# Aim of the task
Please copy every line of the data in which the string "leaf" appears.

# Records to process
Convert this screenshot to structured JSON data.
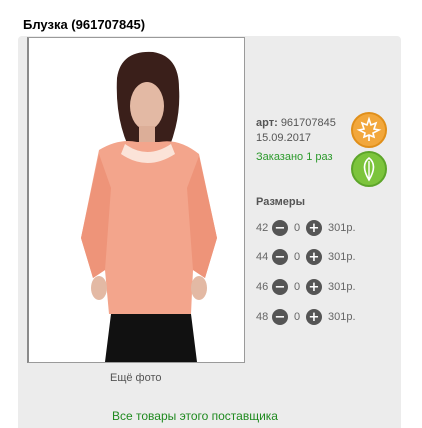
{
  "product": {
    "title": "Блузка (961707845)",
    "article_label": "арт:",
    "article": "961707845",
    "date": "15.09.2017",
    "ordered": "Заказано 1 раз",
    "sizes_title": "Размеры",
    "more_photos": "Ещё фото",
    "supplier_link": "Все товары этого поставщика"
  },
  "sizes": [
    {
      "size": "42",
      "qty": "0",
      "price": "301р."
    },
    {
      "size": "44",
      "qty": "0",
      "price": "301р."
    },
    {
      "size": "46",
      "qty": "0",
      "price": "301р."
    },
    {
      "size": "48",
      "qty": "0",
      "price": "301р."
    }
  ],
  "colors": {
    "orange_badge": "#f2a73b",
    "green_badge": "#7cc43c",
    "ordered_text": "#2c9a2c",
    "link": "#1f8a1f"
  },
  "icons": {
    "orange_badge": "maple-leaf-icon",
    "green_badge": "leaf-icon",
    "minus": "minus-circle-icon",
    "plus": "plus-circle-icon"
  }
}
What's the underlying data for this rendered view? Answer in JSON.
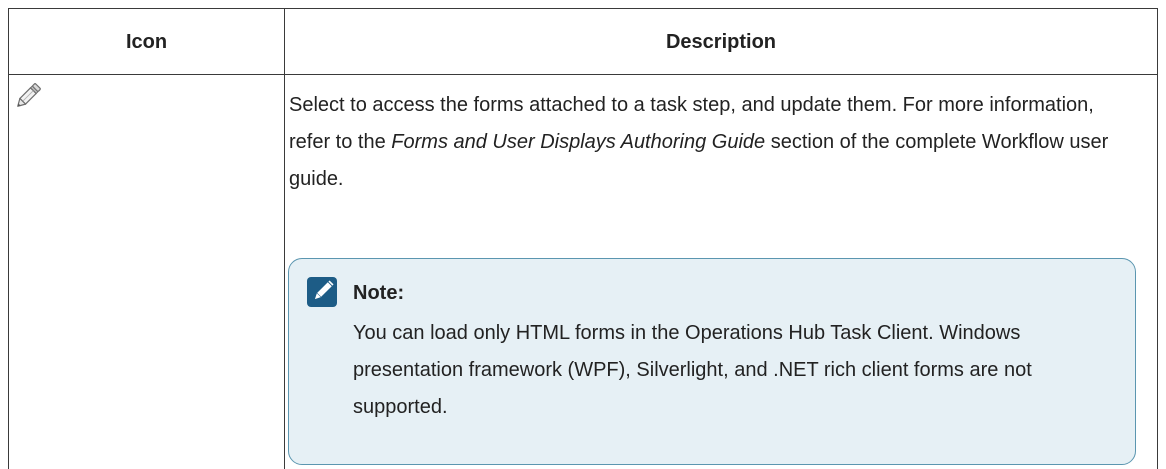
{
  "table": {
    "headers": {
      "icon": "Icon",
      "description": "Description"
    },
    "row": {
      "icon_name": "pencil-icon",
      "description_before": "Select to access the forms attached to a task step, and update them. For more information, refer to the ",
      "description_link_title": "Forms and User Displays Authoring Guide",
      "description_after": " section of the complete Workflow user guide.",
      "note": {
        "icon_name": "edit-note-icon",
        "title": "Note:",
        "body": "You can load only HTML forms in the Operations Hub Task Client. Windows presentation framework (WPF), Silverlight, and .NET rich client forms are not supported."
      }
    }
  },
  "colors": {
    "note_background": "#e6f0f5",
    "note_border": "#5b96b0",
    "note_icon": "#1d5c86",
    "table_border": "#3a3a3a"
  }
}
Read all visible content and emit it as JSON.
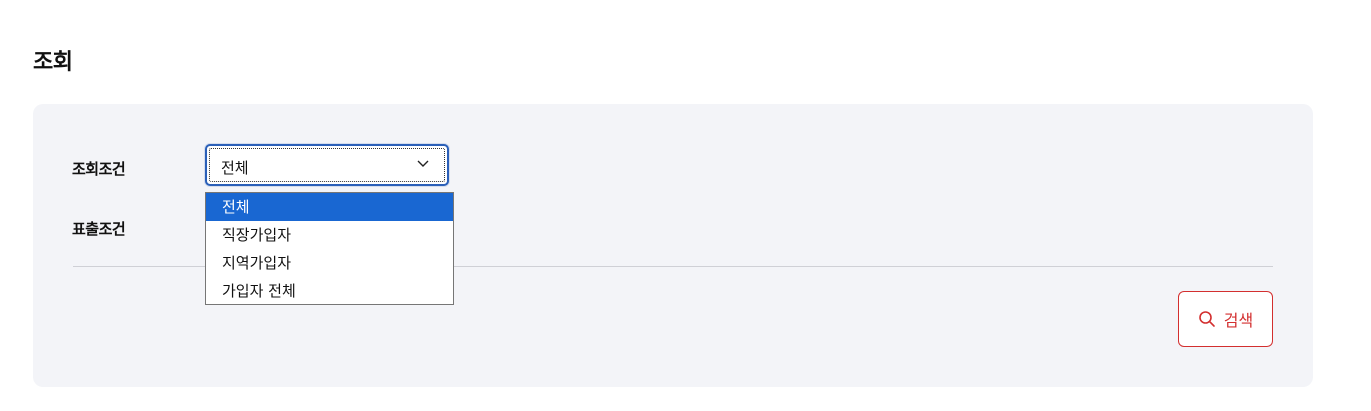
{
  "page": {
    "title": "조회"
  },
  "filters": {
    "condition_label": "조회조건",
    "display_label": "표출조건",
    "condition_select": {
      "value": "전체",
      "options": [
        "전체",
        "직장가입자",
        "지역가입자",
        "가입자 전체"
      ],
      "selected_index": 0
    }
  },
  "actions": {
    "search_label": "검색",
    "search_icon": "search-icon"
  },
  "colors": {
    "accent_blue": "#1967d2",
    "focus_border": "#2a5fb8",
    "search_red": "#d32f2f",
    "panel_bg": "#f3f4f8"
  }
}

# Answer to this task
    "orange_badge": "maple-leaf-icon",
    "green_badge": "leaf-icon",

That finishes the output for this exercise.